Education and health services has consistently been increasing and this month added 13 thousand jobs total. This number includes the -10.6 thousand jobs lost in education for the month. Of those jobs, 19.8 thousand were in health care while 3.7 thousand were social assistance. A total of 2,108,000 jobs have been gained since December 2007 and this large sector represents 20,662,000 jobs, or 15.2% of all payrolls.
That said, when one breaks down the Education and Health Services job figures, it becomes clear the growth is only in health care jobs. Graphed below is health care jobs, on the left (maroon) against education jobs, on the right (blue). We can see education has been shedding jobs recently, while health care jobs continues to rise. Health care payrolls have increased by 1.43 million since January 2008, whereas Education jobs have added 371 thousand to their payrolls over the same time period. Health care jobs represent 10.7% of all payroll jobs.
Professional & Business services contains management, career professionals, science & technical, administrative and support and finally waste services and this month gained 53 thousand jobs. While this sounds great, 9,500 of those jobs are temporary positions and employment services, i.e. managing and including these low paid W2 temp workers, generated 18,600 jobs in total. It is not advertised that tech workers are often paid via these services with no benefits. Yes, the great worker shortage pays STEM with no benefits whatsoever as temporary workers on W2 status quite often.

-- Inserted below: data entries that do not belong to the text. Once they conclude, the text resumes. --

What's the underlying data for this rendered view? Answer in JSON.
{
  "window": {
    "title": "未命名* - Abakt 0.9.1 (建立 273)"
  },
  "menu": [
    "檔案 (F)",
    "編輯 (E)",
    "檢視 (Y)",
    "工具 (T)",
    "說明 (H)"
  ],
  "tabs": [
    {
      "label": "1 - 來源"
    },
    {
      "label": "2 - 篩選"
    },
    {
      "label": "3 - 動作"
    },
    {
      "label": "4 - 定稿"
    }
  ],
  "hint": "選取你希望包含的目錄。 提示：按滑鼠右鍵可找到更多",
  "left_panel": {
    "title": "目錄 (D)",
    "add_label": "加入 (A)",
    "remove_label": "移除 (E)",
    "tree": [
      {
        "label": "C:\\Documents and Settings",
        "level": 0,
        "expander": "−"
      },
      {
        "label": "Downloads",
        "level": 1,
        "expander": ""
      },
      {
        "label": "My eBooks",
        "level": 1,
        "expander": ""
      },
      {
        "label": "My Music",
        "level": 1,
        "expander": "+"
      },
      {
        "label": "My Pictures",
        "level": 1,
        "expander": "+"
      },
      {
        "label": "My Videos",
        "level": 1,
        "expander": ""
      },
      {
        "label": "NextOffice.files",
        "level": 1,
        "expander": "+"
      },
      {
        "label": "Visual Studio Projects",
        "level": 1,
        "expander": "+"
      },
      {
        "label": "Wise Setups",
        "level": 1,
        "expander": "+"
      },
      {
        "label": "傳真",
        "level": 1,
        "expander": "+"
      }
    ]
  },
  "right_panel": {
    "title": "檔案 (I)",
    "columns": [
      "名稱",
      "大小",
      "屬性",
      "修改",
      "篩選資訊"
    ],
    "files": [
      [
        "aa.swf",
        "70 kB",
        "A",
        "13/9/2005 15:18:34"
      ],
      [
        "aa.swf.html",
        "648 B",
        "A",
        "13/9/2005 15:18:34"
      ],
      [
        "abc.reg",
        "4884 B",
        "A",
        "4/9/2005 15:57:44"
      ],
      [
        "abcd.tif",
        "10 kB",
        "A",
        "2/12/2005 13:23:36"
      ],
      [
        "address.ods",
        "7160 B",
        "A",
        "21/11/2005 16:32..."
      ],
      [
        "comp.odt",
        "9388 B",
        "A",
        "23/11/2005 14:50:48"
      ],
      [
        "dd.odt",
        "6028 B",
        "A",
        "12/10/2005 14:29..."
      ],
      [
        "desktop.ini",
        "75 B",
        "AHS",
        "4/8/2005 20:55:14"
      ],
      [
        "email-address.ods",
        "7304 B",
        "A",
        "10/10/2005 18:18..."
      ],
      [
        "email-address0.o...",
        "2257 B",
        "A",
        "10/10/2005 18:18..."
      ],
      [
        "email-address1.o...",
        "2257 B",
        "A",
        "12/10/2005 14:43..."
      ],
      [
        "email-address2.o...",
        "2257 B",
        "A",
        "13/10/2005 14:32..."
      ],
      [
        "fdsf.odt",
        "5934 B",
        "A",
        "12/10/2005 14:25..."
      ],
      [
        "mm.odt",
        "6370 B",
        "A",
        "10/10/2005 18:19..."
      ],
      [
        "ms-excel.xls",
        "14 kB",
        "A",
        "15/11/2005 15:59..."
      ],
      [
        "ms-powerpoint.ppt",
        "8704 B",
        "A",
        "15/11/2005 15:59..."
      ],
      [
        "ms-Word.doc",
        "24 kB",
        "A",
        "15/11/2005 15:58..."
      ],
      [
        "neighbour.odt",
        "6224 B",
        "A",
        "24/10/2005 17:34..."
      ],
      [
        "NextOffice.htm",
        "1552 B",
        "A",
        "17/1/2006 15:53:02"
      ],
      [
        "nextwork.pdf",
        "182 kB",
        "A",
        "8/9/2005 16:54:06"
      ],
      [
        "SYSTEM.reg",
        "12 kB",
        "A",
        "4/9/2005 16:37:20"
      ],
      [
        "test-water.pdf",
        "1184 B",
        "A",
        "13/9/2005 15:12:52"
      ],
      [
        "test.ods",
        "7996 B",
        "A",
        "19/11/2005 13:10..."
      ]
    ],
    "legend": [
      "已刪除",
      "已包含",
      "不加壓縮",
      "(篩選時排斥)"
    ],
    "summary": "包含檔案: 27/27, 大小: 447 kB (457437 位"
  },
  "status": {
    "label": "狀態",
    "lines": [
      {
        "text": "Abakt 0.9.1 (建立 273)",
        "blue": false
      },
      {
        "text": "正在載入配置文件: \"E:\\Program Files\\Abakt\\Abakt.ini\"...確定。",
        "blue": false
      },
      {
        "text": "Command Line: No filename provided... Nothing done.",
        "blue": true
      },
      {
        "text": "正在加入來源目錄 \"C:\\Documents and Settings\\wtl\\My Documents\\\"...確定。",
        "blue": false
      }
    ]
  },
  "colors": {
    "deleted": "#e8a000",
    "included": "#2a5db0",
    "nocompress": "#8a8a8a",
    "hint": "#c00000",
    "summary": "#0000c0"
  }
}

Wholesale trade gained 11,300 jobs from last month and information, which includes the newspaper industry, lost -5,000 jobs. Transportation and warehousing lost -5,100 jobs this month and below is the graph for this industry sector's payrolls.
Let's talk Leisure & Hospitality. This sector has the lowest paying jobs of them all. This month the sector gained 75,000 jobs with 51,700 of those jobs being in food services and drinking places. Food service can even pay below minimum wage and from December 2007 this subsector has gained 666,800 jobs. For the year, the United States has created 400,900 crappy jobs in restaurants and bars. This is 17.5% of all jobs gained in the past year. These low paying jobs tally 10,339,800, a whopping 9.1% of all of the private sector jobs in this country. Jobs which require one to say do you want fries with that is not the kind employment growth needed to support a family and a production economy.
Bottom line, the employment crisis casts a long shadow for America's workforce and just continues unabated. While with revisions the payrolls report shows much better news, when digging into the details, we find low paying service sector jobs, not the kind which support a healthy middle class. Congress is busy trying to flood the U.S. labor market with more foreign workers via comprehensive immigration reform, more bad trade treaties and draconian budget cuts which will cause more Americans to lose their jobs. For over half a decade this Congress has focused on the wrong things when America is clearly suffering from a lack of good jobs. It is positively despicable to see millions of Americans slip into poverty because they cannot get a decent job and with no policy changes, the terrible conditions for the American worker will continue.
Here is our overview of the unemployment statistics, which also illustrates our terrible employment tale with graphs and figures.